▸ YOUR ASSIGNMENT
For this exercise, write out each entry below exactly, omitting the images.
━━━ DATA SUPPLIED
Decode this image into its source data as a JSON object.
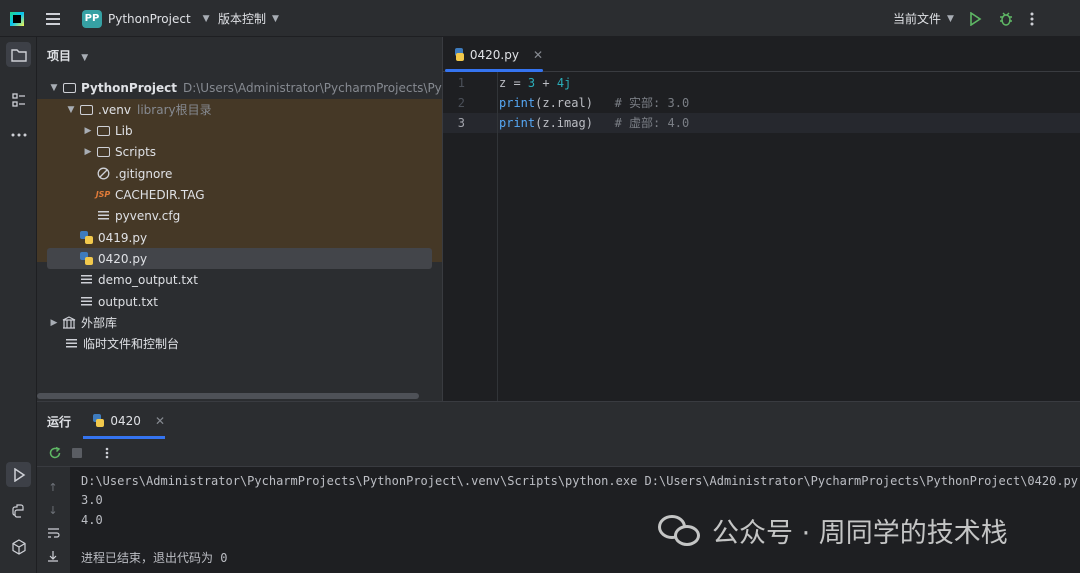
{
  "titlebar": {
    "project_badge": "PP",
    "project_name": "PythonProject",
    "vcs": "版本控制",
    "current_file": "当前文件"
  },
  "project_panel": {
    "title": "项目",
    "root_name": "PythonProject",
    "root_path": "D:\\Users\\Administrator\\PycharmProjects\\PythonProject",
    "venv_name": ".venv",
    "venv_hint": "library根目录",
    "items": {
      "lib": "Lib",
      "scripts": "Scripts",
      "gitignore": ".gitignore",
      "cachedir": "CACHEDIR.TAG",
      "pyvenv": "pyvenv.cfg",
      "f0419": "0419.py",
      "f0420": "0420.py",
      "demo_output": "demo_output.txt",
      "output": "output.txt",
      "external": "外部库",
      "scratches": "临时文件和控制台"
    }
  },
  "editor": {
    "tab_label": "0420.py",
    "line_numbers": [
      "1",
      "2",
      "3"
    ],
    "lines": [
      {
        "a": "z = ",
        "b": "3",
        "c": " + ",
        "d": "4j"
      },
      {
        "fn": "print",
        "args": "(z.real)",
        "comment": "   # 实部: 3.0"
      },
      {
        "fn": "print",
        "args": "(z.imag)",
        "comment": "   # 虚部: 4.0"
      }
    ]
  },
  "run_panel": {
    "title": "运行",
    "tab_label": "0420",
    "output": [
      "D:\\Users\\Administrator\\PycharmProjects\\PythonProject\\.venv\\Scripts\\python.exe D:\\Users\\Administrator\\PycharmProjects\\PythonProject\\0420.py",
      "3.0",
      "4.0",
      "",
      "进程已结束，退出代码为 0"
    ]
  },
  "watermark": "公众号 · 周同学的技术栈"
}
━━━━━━
▸ ANSWER FOR THIS EXERCISE
Decode this image into its source data as a JSON object.
{
  "titlebar": {
    "project_badge": "PP",
    "project_name": "PythonProject",
    "vcs": "版本控制",
    "current_file": "当前文件"
  },
  "project_panel": {
    "title": "项目",
    "root_name": "PythonProject",
    "root_path": "D:\\Users\\Administrator\\PycharmProjects\\PythonProject",
    "venv_name": ".venv",
    "venv_hint": "library根目录",
    "items": {
      "lib": "Lib",
      "scripts": "Scripts",
      "gitignore": ".gitignore",
      "cachedir": "CACHEDIR.TAG",
      "pyvenv": "pyvenv.cfg",
      "f0419": "0419.py",
      "f0420": "0420.py",
      "demo_output": "demo_output.txt",
      "output": "output.txt",
      "external": "外部库",
      "scratches": "临时文件和控制台"
    }
  },
  "editor": {
    "tab_label": "0420.py",
    "line_numbers": [
      "1",
      "2",
      "3"
    ],
    "lines": [
      {
        "a": "z = ",
        "b": "3",
        "c": " + ",
        "d": "4j"
      },
      {
        "fn": "print",
        "args": "(z.real)",
        "comment": "   # 实部: 3.0"
      },
      {
        "fn": "print",
        "args": "(z.imag)",
        "comment": "   # 虚部: 4.0"
      }
    ]
  },
  "run_panel": {
    "title": "运行",
    "tab_label": "0420",
    "output": [
      "D:\\Users\\Administrator\\PycharmProjects\\PythonProject\\.venv\\Scripts\\python.exe D:\\Users\\Administrator\\PycharmProjects\\PythonProject\\0420.py",
      "3.0",
      "4.0",
      "",
      "进程已结束，退出代码为 0"
    ]
  },
  "watermark": "公众号 · 周同学的技术栈"
}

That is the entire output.